**Task to carry out:**
Scan the listing for the word "from" and give the number of lines where it appears, with no other text.

**Excerpted data:**
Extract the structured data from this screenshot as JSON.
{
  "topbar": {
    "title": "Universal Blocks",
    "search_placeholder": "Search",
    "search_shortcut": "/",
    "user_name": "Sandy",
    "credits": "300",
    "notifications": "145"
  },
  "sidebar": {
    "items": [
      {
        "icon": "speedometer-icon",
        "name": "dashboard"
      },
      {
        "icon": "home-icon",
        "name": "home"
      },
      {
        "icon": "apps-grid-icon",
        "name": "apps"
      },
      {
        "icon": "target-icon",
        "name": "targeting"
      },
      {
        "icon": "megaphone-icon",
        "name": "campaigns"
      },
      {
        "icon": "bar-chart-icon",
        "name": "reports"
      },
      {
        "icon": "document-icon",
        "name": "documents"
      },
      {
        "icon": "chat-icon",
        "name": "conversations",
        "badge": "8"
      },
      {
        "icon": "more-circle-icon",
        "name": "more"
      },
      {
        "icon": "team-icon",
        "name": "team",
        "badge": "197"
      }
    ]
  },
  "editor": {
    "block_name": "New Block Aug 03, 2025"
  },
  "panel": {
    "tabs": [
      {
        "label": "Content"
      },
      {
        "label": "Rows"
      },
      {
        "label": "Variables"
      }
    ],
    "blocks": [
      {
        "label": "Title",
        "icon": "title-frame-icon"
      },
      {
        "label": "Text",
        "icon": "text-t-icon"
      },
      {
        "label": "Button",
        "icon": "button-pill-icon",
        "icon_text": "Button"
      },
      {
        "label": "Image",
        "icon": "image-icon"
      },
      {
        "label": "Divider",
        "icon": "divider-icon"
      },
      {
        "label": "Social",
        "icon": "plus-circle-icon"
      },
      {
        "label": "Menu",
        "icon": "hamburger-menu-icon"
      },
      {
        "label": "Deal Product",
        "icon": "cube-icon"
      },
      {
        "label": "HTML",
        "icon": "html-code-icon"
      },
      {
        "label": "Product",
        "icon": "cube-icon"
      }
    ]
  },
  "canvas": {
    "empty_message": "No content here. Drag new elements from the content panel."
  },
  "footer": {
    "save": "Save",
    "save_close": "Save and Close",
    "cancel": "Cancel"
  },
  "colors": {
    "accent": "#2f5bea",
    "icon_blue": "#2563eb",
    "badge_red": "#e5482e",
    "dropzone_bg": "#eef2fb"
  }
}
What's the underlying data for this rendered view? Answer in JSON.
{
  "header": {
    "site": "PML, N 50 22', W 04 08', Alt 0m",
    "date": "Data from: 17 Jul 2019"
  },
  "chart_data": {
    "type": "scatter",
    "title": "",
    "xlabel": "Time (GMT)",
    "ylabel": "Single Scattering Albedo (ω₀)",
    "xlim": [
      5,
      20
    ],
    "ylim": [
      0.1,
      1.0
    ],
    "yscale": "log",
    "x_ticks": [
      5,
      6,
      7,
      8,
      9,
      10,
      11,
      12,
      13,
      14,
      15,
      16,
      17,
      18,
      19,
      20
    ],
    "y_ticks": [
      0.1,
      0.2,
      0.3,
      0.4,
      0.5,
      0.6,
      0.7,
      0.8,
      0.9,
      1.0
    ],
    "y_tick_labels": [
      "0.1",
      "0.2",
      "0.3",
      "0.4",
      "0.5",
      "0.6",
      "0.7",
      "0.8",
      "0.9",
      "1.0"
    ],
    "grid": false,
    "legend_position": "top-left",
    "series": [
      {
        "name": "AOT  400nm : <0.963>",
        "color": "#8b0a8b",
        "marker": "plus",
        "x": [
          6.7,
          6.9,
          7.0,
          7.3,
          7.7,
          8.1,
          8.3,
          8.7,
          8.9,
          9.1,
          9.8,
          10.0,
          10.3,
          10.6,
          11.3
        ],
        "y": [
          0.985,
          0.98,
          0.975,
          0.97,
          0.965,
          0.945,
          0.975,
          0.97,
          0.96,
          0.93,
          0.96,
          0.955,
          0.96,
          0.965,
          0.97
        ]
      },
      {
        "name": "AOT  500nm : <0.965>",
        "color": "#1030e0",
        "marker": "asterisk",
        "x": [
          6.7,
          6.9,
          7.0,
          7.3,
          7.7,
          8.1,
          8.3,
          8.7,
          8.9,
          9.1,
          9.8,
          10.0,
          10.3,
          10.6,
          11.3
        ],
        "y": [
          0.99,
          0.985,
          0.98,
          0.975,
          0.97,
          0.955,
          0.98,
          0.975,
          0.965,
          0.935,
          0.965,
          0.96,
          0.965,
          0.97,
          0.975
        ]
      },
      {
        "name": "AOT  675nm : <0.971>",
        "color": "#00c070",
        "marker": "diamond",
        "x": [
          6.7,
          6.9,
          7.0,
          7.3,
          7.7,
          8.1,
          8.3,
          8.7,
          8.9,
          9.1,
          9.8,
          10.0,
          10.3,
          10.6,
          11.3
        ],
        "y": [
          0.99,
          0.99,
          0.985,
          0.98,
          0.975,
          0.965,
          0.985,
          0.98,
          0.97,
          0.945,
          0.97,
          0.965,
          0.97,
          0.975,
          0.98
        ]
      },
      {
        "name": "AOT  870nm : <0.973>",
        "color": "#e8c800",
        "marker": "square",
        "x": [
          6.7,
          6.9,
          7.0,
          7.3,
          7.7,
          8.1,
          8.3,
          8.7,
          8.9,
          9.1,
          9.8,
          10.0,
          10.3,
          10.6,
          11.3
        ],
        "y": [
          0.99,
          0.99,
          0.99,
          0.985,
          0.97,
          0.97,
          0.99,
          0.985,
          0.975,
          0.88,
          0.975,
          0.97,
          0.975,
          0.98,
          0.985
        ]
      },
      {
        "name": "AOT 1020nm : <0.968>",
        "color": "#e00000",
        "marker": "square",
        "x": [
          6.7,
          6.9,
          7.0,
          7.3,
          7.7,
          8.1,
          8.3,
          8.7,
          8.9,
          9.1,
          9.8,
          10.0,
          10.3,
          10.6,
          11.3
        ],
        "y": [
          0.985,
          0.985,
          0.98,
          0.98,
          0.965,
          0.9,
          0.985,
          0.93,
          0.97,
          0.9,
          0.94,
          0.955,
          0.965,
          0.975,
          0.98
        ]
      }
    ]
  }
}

**Answer to the exercise:**
3